The Media Monopolies
Everyone knows there are rules about how much media a few men can control. And in the wake of the recent Time Warner-Turner merger, federal antitrust authorities promise to review those rules to ensure that the $7.4 billion deal is perfectly legal. One federal official told the Washington Post that even if the new conglomerate is legal, the merger "might be challenged because it presents too much control over public opinion and speech." But anti-monopoly activists aren't holding their breath for the deal to fall through. One reason the Federal Communications Commission (FCC) might want to take a closer look at the merger is because John Malone, the CEO of Tele-Communications, Inc., the country's largest cable company, now has a 9 percent stake in Time Warner. "Any deal that has John Malone in it--everyone looks at it," says Professor Henry Geller, a communications expert at Duke University. That's because Malone isn't just one of the industry's most powerful players--he's also one of its most notorious. In 1993, he drove down the price of the Learning Channel by threatening to limit its distribution on TCI's cable system. Within four months, the Learning Channel's price had plummeted 25 percent. The Discovery Channel, partly owned by Malone, snapped it up at a bargain rate. A second reason the FCC might want to take a closer look at this merger is that Malone's TCI and Time Warner serve close to half of the 61 million U.S. households that subscribe to cable. FCC regulations now prohibit individual cable companies from providing service to more than 30 percent of households. But this could change dramatically if the new industry-friendly telecommunications bill, which loosens these restrictions, becomes law. For media consumers, says news analyst and syndicated columnist Norman Solomon, the resulting consolidation of control will result in "more illusion of choice but more reality of homogenization of mass media" and in a narrowing of the range of cultural and political programming available to viewers. This is the kind of "classic monopoly behavior" we can now expect more of, says Solomon. Only 50 years ago, the Justice Department sued the movie industry to keep the companies that produce movies separate from those that exhibit them. But nowadays, such anti-monopoly sentiment is hard to find. Says Geller: "The Reagan and Bush administrations actively encouraged these consolidations." (And more recently, the Republican-controlled Congress has revived the laissez-faire attitude of the '80s.) Given the government's kid-gloves treatment of recent mergers, Time Warner is not particularly worried.

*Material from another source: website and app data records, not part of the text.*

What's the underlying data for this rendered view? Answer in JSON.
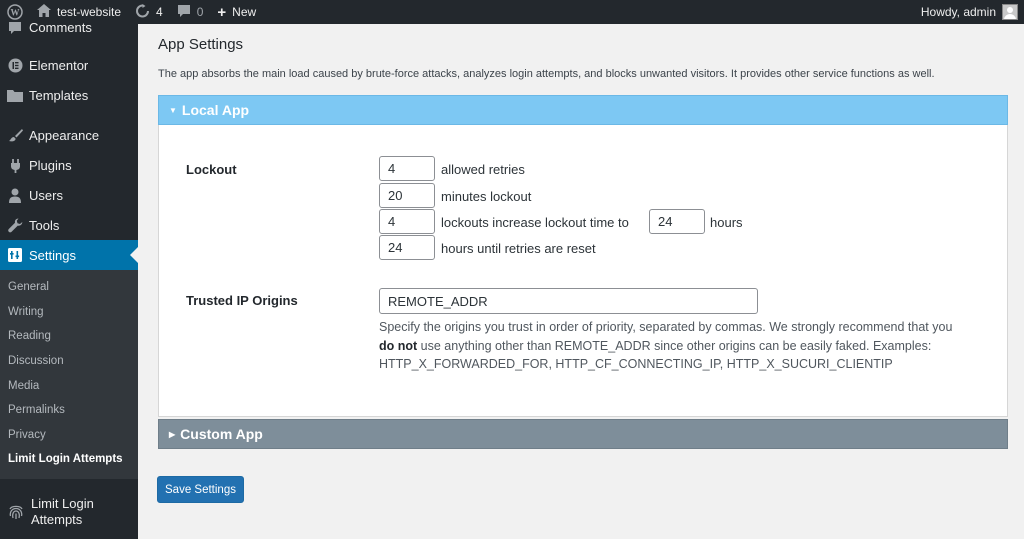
{
  "adminbar": {
    "site_name": "test-website",
    "updates_count": "4",
    "comments_count": "0",
    "new_label": "New",
    "greeting": "Howdy, admin"
  },
  "sidebar": {
    "items": [
      {
        "label": "Comments",
        "icon": "comment-icon"
      },
      {
        "label": "Elementor",
        "icon": "elementor-icon"
      },
      {
        "label": "Templates",
        "icon": "folder-icon"
      },
      {
        "label": "Appearance",
        "icon": "paintbrush-icon"
      },
      {
        "label": "Plugins",
        "icon": "plugin-icon"
      },
      {
        "label": "Users",
        "icon": "users-icon"
      },
      {
        "label": "Tools",
        "icon": "wrench-icon"
      },
      {
        "label": "Settings",
        "icon": "settings-icon"
      }
    ],
    "submenu": [
      "General",
      "Writing",
      "Reading",
      "Discussion",
      "Media",
      "Permalinks",
      "Privacy",
      "Limit Login Attempts"
    ],
    "plugin_item": {
      "line1": "Limit Login",
      "line2": "Attempts",
      "icon": "fingerprint-icon"
    }
  },
  "page": {
    "title": "App Settings",
    "description": "The app absorbs the main load caused by brute-force attacks, analyzes login attempts, and blocks unwanted visitors. It provides other service functions as well."
  },
  "local_app": {
    "header": "Local App",
    "lockout": {
      "label": "Lockout",
      "allowed_retries": "4",
      "allowed_retries_text": "allowed retries",
      "minutes_lockout": "20",
      "minutes_lockout_text": "minutes lockout",
      "lockouts_increase": "4",
      "lockouts_increase_text": "lockouts increase lockout time to",
      "lockout_hours": "24",
      "hours_text": "hours",
      "reset_hours": "24",
      "reset_text": "hours until retries are reset"
    },
    "trusted_ip": {
      "label": "Trusted IP Origins",
      "value": "REMOTE_ADDR",
      "help_before": "Specify the origins you trust in order of priority, separated by commas. We strongly recommend that you ",
      "help_bold": "do not",
      "help_after": " use anything other than REMOTE_ADDR since other origins can be easily faked. Examples: HTTP_X_FORWARDED_FOR, HTTP_CF_CONNECTING_IP, HTTP_X_SUCURI_CLIENTIP"
    }
  },
  "custom_app": {
    "header": "Custom App"
  },
  "save_label": "Save Settings",
  "colors": {
    "admin_bg": "#23282d",
    "accent": "#0073aa",
    "local_app_header": "#7dc8f3",
    "custom_app_header": "#7e8e9a",
    "button": "#2271b1"
  }
}
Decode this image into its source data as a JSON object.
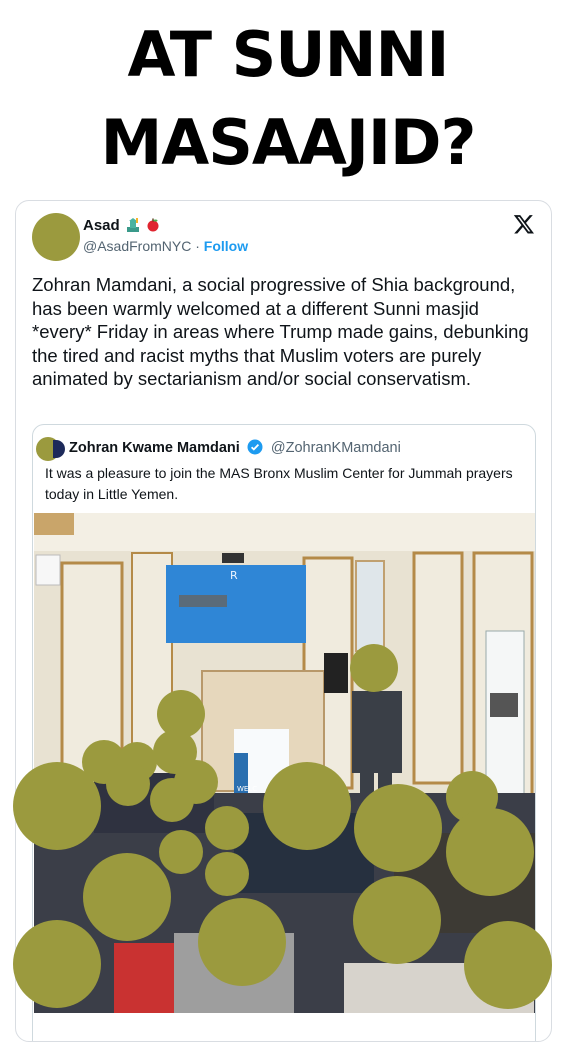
{
  "headline": {
    "line1": "AT SUNNI",
    "line2": "MASAAJID?"
  },
  "tweet": {
    "author": "Asad",
    "handle": "@AsadFromNYC",
    "separator": "·",
    "follow_label": "Follow",
    "body": "Zohran Mamdani, a social progressive of Shia background, has been warmly welcomed at a different Sunni masjid *every* Friday in areas where Trump made gains, debunking the tired and racist myths that Muslim voters are purely animated by sectarianism and/or social conservatism.",
    "name_emojis": [
      "statue-of-liberty-icon",
      "apple-icon"
    ]
  },
  "quoted_tweet": {
    "author": "Zohran Kwame Mamdani",
    "handle": "@ZohranKMamdani",
    "verified": true,
    "text": "It was a pleasure to join the MAS Bronx Muslim Center for Jummah prayers today in Little Yemen."
  },
  "photo": {
    "screen_text": "R",
    "banner_text": "WELC",
    "accent_colors": {
      "screen": "#2f86d6",
      "wall": "#eae4d4",
      "redaction": "#9b9a3e"
    }
  },
  "colors": {
    "link": "#1d9bf0",
    "text": "#0f1419",
    "muted": "#536471"
  }
}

As today's savvy media watchers know, antitrust police have lost their aggressive instinct. Just wait until CNN starts running features plugging Warner Bros.' latest movies.